They're based on Bergman's Maultier model. I've just refined it a bit and added some stuff that I already had lying around in my design folders.

And here's another one, reusing some seated German infantry I originally put together as passengers for a SdKfz 7.

I had to put them through 3d Builder's Simplify operation to get the STL down to a reasonable size, but it imposed no real visible penalty, while dropping the file size from 95MB to about 11.

I did a test print of the ambulance variant with the open back doors and steps down. Taking into account my inexperience with resin printing in general, it printed okay, so I don't foresee any issues with any of the others either.

The STLs can be downloaded from my page on Thingiverse.

Panzer 35(t) — finished, probably

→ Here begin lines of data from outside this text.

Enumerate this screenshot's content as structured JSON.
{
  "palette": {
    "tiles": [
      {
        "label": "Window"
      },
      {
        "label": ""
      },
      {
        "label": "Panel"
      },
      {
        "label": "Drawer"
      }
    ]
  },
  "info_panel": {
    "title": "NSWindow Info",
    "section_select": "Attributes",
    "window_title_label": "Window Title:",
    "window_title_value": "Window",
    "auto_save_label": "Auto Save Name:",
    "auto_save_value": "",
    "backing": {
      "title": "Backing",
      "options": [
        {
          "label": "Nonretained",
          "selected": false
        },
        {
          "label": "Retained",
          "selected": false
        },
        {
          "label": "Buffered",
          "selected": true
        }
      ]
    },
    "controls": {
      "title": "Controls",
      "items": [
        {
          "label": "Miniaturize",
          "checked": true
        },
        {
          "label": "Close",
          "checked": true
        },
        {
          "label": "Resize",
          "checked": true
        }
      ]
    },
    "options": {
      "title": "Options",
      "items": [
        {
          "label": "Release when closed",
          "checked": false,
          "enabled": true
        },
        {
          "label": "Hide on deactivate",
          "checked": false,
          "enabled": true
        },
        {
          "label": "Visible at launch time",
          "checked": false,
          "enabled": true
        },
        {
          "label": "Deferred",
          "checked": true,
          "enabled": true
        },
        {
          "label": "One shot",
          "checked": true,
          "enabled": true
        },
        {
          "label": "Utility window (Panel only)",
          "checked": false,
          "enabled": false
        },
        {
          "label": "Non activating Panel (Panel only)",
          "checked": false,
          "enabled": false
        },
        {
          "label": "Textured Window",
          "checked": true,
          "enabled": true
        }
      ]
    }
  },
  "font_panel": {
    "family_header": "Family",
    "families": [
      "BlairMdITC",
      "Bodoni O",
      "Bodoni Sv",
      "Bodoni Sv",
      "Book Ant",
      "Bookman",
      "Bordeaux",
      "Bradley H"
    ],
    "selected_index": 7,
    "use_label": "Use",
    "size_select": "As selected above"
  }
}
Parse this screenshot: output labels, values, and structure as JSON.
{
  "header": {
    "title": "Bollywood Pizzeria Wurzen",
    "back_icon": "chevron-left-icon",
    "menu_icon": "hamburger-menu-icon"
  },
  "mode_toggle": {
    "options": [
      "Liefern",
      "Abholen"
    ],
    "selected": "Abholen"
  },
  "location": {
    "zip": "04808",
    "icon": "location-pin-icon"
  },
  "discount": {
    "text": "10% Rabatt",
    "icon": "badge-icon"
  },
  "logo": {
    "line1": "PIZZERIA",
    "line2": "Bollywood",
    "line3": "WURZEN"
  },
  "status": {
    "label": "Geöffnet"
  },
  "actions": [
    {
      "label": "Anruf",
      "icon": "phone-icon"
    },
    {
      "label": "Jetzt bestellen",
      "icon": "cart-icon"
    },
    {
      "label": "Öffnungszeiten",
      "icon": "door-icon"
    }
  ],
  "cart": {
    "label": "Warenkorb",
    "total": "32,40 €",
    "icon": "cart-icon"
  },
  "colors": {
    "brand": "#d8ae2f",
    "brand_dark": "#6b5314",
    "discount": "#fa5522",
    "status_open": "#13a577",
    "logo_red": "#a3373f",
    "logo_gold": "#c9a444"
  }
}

This is the troop of 1:100 (15mm) Panzer 35(t) that I printed on my new Mars Pro in the last couple of days. They're probably finished, unless I'm overcome with enthusiasm to paint on some more markings, which is fairly unlikely.

These three took a little bit under six hours altogether to print, and probably about the same again to prepare and paint. Their turrets are connected to the hulls by the magic of magnetism.

They're pretty rubbish on the wargames table, even in 1940-41 games, but I like them for their rivets. These rivets are a lot more prominent than they were on the real-life vehicles; they benefit much from artistic licence.

Cheapest Lighting Improvement Ever

 Not everybody has access to a fancy lighting setup, and flash photography, especially camera-mounted flash, seldom gives you the best results.

However, even if you're forced to resort to using room lights alone, you can improve the results considerably by using one or more simple reflectors.

In this photo, I'm just using a sheet of printer paper that I've folded in half so that it stands up. A more effective reflector could easily be contrived, but this was the easiest thing I had to hand.

And here's the result. I've done no post-processing at all of this photo, because I wanted to show it just as it came out of the camera.

It could have been further improved by adding a second reflector in front of the tank, to fill in those dark shadows.

Compare the previous photo with this one, where no reflector was used at all. There's very little detail to be seen on the vertical hull side.

Naturally, you'd still need to be using a tripod to avoid camera-shake. Even with studio lights that would be a necessity for decent photographs.

Also, it can be very useful to have the help of an assistant to hold the reflector(s) in exactly the right place(s) for best results, while you, the Sublime Artiste, make your composition through the camera's viewfinder.

If the pure white reflector (or part of it, at least) is included in the shot, it can be used as the white target for my easy colour correction system as described in another post. Once the colours have been properly balanced, all that clutter can be cropped away.



I seem to be developing a wee bit of a backlog in my 1:100 and 1:150 painting progress.

Maybe I should stop printing things for a while....? Nah, that's crazy talk.

Things Are Never As They Seem


Oh boy! A huge chest, no doubt filled with treasures beyond your wildest imagining!

No, of course it isn't. Why would it be?

Naturally it's some sort of hideous monster who wants to eat your face.

This is a pair of models by (I think) Schlossbauer (though I could be wrong) on Thingiverse. It's not a great print; I hadn't really got the hang of how to reliably support woogly things like this and ended up with quite a few imperfections. I couldn't be bothered re-doing it though.

The Mimic is a D&D monster that has been around for at least as long as the AD&D Monster Manual in 1976, and maybe longer. In that book, it's described as a creature that morphs into the form of a chest or something to lure adventurers within reach of its chompy maw and bashy pseudopods. I prefer to think of it as a creature like a hermit crab, which seeks out a chest (or wardrobe, or whatever) and adopts it as a kind of shell, perhaps moving from one to another as it increases in size.

This is another Mimic, this time from Reaper. It hews much closer to the description as given in the Monster Manual, and it has its own charm.